* Source data:
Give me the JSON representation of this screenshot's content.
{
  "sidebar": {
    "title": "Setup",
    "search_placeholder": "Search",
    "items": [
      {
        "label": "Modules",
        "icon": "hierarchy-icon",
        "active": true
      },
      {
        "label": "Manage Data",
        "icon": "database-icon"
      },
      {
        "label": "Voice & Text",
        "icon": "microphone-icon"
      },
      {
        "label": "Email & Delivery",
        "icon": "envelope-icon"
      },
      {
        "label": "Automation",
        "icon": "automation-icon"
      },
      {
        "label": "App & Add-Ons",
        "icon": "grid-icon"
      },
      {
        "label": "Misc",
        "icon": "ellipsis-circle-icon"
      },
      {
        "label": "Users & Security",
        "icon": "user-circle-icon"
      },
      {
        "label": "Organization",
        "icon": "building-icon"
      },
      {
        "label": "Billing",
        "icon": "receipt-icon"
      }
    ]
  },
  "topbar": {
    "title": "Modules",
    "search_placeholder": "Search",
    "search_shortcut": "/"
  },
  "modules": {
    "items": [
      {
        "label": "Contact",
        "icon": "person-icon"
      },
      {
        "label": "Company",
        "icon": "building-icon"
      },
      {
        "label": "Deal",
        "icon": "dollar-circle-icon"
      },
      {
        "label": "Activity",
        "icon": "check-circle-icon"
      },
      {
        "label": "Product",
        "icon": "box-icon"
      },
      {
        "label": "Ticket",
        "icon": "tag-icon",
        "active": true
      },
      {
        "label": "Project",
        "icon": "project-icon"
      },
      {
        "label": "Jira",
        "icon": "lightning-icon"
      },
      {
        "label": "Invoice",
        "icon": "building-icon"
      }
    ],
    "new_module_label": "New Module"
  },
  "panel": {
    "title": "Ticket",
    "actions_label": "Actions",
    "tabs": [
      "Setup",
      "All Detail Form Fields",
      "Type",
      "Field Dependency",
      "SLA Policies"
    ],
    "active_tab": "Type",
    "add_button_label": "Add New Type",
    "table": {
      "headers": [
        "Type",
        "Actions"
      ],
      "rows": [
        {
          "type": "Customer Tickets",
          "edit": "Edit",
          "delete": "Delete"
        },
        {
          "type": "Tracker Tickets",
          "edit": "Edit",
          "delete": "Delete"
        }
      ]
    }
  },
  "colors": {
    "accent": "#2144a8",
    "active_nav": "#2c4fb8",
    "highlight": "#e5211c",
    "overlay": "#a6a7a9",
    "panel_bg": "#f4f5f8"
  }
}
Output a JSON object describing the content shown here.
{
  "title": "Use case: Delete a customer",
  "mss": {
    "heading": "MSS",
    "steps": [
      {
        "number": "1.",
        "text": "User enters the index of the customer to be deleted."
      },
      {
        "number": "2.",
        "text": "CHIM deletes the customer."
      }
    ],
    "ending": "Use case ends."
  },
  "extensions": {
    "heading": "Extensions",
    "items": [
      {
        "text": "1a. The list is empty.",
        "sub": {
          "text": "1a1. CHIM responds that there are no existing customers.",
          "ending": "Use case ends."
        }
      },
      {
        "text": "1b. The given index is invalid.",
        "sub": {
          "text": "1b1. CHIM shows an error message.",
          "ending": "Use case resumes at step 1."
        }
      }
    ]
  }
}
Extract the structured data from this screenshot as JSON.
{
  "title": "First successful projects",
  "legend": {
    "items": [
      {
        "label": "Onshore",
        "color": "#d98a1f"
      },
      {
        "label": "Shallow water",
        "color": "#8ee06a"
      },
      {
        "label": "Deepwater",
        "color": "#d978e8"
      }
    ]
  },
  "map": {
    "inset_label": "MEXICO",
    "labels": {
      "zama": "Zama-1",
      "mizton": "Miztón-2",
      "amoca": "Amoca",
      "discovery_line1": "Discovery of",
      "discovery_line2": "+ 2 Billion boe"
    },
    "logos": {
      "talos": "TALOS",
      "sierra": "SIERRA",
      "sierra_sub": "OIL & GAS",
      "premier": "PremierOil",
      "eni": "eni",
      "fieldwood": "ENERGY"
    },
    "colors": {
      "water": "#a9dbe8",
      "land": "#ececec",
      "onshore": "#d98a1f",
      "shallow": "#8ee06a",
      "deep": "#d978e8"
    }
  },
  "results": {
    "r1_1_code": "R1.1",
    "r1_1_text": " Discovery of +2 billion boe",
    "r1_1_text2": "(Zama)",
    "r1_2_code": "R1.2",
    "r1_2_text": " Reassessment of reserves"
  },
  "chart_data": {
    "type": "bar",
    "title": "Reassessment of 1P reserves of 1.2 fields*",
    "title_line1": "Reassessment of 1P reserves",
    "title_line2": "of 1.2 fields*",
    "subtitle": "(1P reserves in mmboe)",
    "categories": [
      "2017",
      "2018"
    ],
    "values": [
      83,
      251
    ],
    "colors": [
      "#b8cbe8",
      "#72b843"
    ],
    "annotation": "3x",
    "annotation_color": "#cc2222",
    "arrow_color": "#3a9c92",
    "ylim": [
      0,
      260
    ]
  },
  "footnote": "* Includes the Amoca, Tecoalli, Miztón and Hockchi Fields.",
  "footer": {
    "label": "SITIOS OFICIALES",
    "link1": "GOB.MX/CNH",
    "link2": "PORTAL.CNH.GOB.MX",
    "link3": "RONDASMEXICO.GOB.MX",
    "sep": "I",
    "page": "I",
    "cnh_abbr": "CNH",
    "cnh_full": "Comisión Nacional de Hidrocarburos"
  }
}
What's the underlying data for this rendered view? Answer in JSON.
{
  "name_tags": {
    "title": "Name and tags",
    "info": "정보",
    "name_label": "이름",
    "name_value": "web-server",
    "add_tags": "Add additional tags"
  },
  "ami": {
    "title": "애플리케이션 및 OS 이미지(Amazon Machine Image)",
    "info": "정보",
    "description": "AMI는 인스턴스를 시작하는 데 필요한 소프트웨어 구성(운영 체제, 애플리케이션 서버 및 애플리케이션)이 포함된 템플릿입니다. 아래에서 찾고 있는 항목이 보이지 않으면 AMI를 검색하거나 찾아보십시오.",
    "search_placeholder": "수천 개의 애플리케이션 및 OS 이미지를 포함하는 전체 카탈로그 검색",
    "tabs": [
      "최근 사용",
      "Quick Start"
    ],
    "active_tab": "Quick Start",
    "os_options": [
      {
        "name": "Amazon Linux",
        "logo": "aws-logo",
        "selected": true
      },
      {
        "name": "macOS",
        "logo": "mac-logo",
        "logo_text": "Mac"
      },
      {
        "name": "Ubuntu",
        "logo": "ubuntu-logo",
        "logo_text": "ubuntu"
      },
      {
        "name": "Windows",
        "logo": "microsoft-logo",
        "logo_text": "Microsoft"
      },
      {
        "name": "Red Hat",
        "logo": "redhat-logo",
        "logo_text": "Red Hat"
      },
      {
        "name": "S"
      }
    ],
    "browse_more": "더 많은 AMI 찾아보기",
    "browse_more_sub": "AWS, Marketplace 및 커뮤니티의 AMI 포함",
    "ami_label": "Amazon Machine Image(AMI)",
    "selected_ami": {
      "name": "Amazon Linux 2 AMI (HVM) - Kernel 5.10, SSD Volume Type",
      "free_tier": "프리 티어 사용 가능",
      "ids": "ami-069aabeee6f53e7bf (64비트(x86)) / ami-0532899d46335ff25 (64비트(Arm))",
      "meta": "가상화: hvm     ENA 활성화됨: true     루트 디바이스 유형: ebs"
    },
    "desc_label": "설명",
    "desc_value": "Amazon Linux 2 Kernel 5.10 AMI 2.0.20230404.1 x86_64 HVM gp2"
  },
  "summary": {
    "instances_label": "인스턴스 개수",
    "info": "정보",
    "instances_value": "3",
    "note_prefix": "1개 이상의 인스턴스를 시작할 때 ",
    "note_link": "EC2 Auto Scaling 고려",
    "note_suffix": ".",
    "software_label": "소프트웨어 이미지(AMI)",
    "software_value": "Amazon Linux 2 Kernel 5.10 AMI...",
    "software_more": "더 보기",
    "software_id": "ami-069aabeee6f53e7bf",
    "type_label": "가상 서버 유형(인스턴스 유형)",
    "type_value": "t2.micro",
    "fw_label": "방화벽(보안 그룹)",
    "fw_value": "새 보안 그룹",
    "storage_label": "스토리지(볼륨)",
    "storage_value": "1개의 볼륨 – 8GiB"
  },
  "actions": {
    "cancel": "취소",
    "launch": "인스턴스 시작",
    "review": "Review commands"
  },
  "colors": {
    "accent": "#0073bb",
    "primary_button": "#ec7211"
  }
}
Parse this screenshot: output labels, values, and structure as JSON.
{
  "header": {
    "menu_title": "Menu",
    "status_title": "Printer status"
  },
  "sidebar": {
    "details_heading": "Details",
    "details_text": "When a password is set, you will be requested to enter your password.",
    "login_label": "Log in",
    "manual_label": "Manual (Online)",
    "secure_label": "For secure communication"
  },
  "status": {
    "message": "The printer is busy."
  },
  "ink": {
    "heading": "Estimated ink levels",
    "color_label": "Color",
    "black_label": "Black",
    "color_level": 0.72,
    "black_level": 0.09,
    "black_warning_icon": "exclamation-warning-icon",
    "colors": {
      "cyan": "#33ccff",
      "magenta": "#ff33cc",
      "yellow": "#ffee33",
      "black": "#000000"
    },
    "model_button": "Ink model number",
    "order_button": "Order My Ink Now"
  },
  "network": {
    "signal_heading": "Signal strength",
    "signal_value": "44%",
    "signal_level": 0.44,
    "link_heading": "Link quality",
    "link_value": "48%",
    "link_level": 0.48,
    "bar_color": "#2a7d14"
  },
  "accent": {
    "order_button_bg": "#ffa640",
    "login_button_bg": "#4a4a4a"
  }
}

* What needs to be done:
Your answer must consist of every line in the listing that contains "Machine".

* Solution for this problem:
    "title": "애플리케이션 및 OS 이미지(Amazon Machine Image)",
    "ami_label": "Amazon Machine Image(AMI)",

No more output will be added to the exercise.